Frequently Asked Questions

  • Why learn another language?
  • What is the Writing Requirement? How and when does one satisfy this requirement?
  • Can non-Education majors take the Fren/Span 320 workshop?
  • Can I take more than one Civilization course?
  • What is the difference between Fren/Span 316 and Fren/Span 318?
  • What courses satisfy the Linguistics requirement?
  • How does a minor in a second language help Foreign Language majors?
  • How do concentrations in a non-Foreign Language area (such as International Relations or Business) complement the study of foreign languages?
  • After receiving a B.A. in French or Spanish (without having taken any Education courses), what will I need to do if I want to obtain teaching certification?
  • Will I become highly proficient in the target language after studying abroad for one semester?
  • Why learn another language?

    The following are a few of the many reasons offered by the Modern Language Association:

    • Studying a second language can improve your skills and grades in math and English.
    • More and more businesses work closely with companies in other countries.
    • No matter what career you choose, if you have learned a second language, you will have a real advantage. A technician who knows Russian or German, the head of a company who knows Japanese or Spanish, or a salesperson who knows French or Chinese can work successfully with many more people and in many more places than someone who knows only one language.
    • Knowing more than one language enhances opportunities in government, business, medicine and health care, law enforcement, teaching, technology, the military, communications, industry, social service, and marketing.
    • Professionals who know other languages are called on to travel and exchange information with people in other countries throughout their careers. An employer will see you as a bridge to new clients or customers if you know a second language.

    Whatever language you choose, knowing another language brings opportunities.

    (top ↩)

    What is the Writing Requirement? How and when does one satisfy this requirement?

    Writing Requirement.

    (top ↩)

    Can non-Education majors take the Fren/Span 320 workshop?

    Education majors are given priority to enroll in this course. Non-Education majors will require permission from the Department to enroll in this workshop.

    (top ↩)

    Can I take more than one Civilization course?

    Yes, but be aware that study abroad programs often include a civilization course. Therefore, if you take a civilization course at a foreign university, it will most likely transfer as 325 or 326. If you take ForL. 325 or 326 at Geneseo, you will not receive credit for the same course in a study abroad program.

    (top ↩)

    What is the difference between Fren/Span 316 and Fren/Span 318?

    Fren/Span 316 (Grammar and Syntax) includes a broad review of French/Spanish grammar. Fren/Span 318 (Advanced Grammar and Composition) examines in greater depth the "problem" areas and, as the title indicates, includes a significant composition component.

    (top ↩)

    What courses satisfy the Linguistics requirement?

    Although the only course in general linguistics offered by the Department is Fren/Span 323 and Fren/Span 317 (Phonology) also satisfy the Department's Linguistics requirement.

    (top ↩)

    How does a minor in a second language help Foreign Language majors?
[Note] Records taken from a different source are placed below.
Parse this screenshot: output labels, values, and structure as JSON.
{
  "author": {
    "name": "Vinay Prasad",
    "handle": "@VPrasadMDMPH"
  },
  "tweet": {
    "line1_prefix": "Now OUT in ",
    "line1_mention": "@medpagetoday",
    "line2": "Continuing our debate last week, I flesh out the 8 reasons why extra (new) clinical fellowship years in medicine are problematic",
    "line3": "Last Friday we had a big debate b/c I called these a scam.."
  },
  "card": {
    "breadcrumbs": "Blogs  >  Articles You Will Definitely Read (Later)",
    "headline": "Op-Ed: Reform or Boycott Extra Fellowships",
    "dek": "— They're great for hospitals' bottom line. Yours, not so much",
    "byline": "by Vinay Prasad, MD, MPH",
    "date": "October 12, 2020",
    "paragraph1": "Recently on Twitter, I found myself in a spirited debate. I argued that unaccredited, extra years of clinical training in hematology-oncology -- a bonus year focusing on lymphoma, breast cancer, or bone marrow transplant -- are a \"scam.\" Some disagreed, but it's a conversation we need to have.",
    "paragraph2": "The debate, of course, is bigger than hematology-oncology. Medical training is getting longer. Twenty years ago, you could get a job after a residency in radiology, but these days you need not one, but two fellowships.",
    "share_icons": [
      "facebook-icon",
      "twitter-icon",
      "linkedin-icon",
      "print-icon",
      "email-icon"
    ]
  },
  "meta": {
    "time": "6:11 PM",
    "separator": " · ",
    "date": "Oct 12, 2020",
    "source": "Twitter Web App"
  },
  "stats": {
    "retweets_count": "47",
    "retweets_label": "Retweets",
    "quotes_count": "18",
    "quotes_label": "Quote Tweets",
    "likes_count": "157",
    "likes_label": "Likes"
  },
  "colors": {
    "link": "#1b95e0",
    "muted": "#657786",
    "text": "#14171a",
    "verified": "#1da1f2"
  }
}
    Study of a second foreign language will enrich the student's college learning experience and also enhance the graduate's ability to find employment in many career fields. Businesses with international affiliates seek employees who are qualified to work in more than one foreign language. Translators in the fields of diplomacy and technology are usually proficient in at least two languages in addition to their native tongue. Most high schools prefer to hire language instructors who can teach more than one foreign language.

    (top ↩)

    How do concentrations in a non-Foreign Language area (such as International Relations or Business) complement the study of foreign languages?

    Having a background in a non-Foreign Language area will enhance the language student's ability to find employment upon graduation or gain admission to graduate programs in fields such as Business or International Relations. Many language majors pursue a minor or double major in International Relations or take introductory-level Business courses, depending on their interests and career goals. Those who are interested in law school find it desirable to enroll in courses that are part of the pre-law program. Students who have not developed knowledge of both their major language and related disciplines may be placing themselves at a severe disadvantage when competing for graduate school admission or positions in the workforce.

    (top ↩)

    After receiving a B.A. in French or Spanish (without having taken any Education courses), what will I need to do if I want to obtain teaching certification?

    You should contact the certification specialist at the BOCES (Board of Cooperative Educational Services) where you live.

    (top ↩)

    Will I become highly proficient in the target language after studying abroad for one semester?

    No, you probably will not. Only if you are already proficient prior to the study abroad experience and you make a significant effort to use the target language throughout your stay is your aural/oral proficiency likely to improve noticeably. A semester abroad is the minimum length of stay that offers an opportunity of significantly improving your command of the target language, but proficiency will more likely be attained with one year of study abroad.

    (top ↩)

    Additional questions? Please contact the Department office.